Urtica dioica has a flavour similar to spinach and cucumber when cooked and is rich in vitamins A, C, iron, potassium, manganese, and calcium. Young plants were harvested by Native Americans and used as a cooked plant in spring when other food plants were scarce. Soaking stinging nettles in water or cooking will remove the stinging chemicals from the plant, which allows them to be handled and eaten without incidence of stinging. After the stinging nettle enters its flowering and seed setting stages the leaves develop gritty particles called cystoliths, which can irritate the urinary tract. In its peak season, nettle contains up to 25% protein, dry weight, which is high for a leafy green vegetable. The leaves are also dried and may then be used to make a herbal tea, as can also be done with the nettle's flowers.
Nettles can be used in a variety of recipes, such as polenta, pesto and purée. Nettle soup is a common use of the plant, particularly in Northern and Eastern Europe. In Nepal (सिस्नो in Nepali) and the Kumaon & Gargwal region of Northern India, stinging nettle is known as sisnu, kandeliand bicchū-būṭī (Hindi: बिच्छू-बूटी) respectively. It is also found in abundance in Kashmir. There it is called soi. It is a very popular vegetable and cooked with Indian spices.
Nettles are sometimes used in cheese making, for example in the production of Cornish Yarg and as a flavouring in varieties of Gouda.
Nettles are used in Albania as part of the dough filling for the börek. Its name is byrek me hithra. The top baby leaves are selected and simmered, then mixed with other ingredients like herbs, rice, etc. before being used as a filling between dough layers.
Nettle leaves are steeped in a concentrated sugar solution so the flavour is extracted into the sugar solution.
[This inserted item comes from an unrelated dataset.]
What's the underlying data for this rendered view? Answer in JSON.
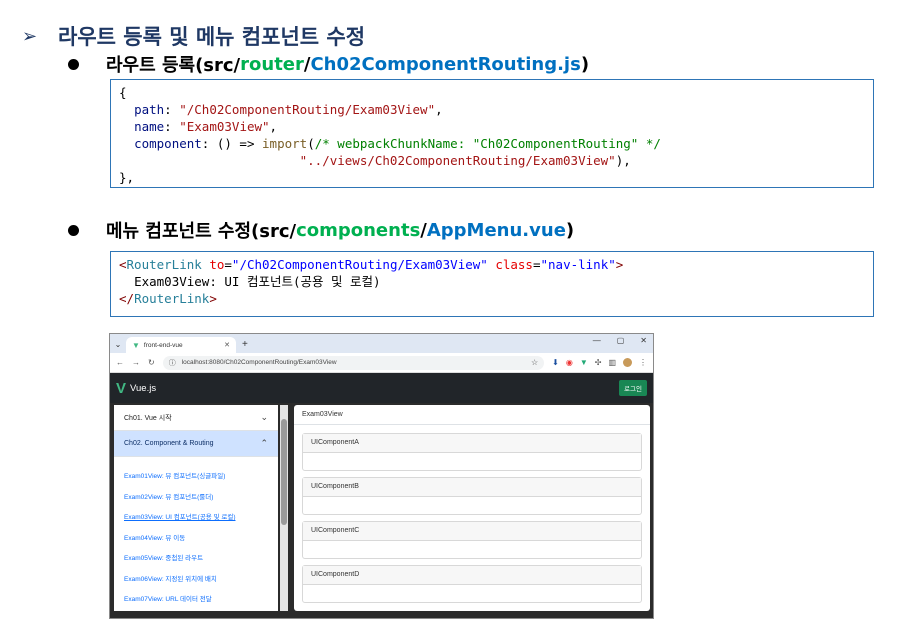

The leaves are then removed and a source of citric acid (usually lemon juice) is added to help preserve the cordial and add a tart flavour.
Commercially produced cordials are generally quite concentrated and are usually diluted by one part cordial to ten parts water – thus a 0.5 litres (0.11 imp gal; 0.13 US gal) bottle of cordial would be enough for 5.5 litres (1.2 imp gal; 1.5 US gal) diluted. The high concentration of sugar in nettle cordial gives it a long shelf life.
There are also many recipes for alcoholic nettle beer, which is a countryside favourite in the British Isles.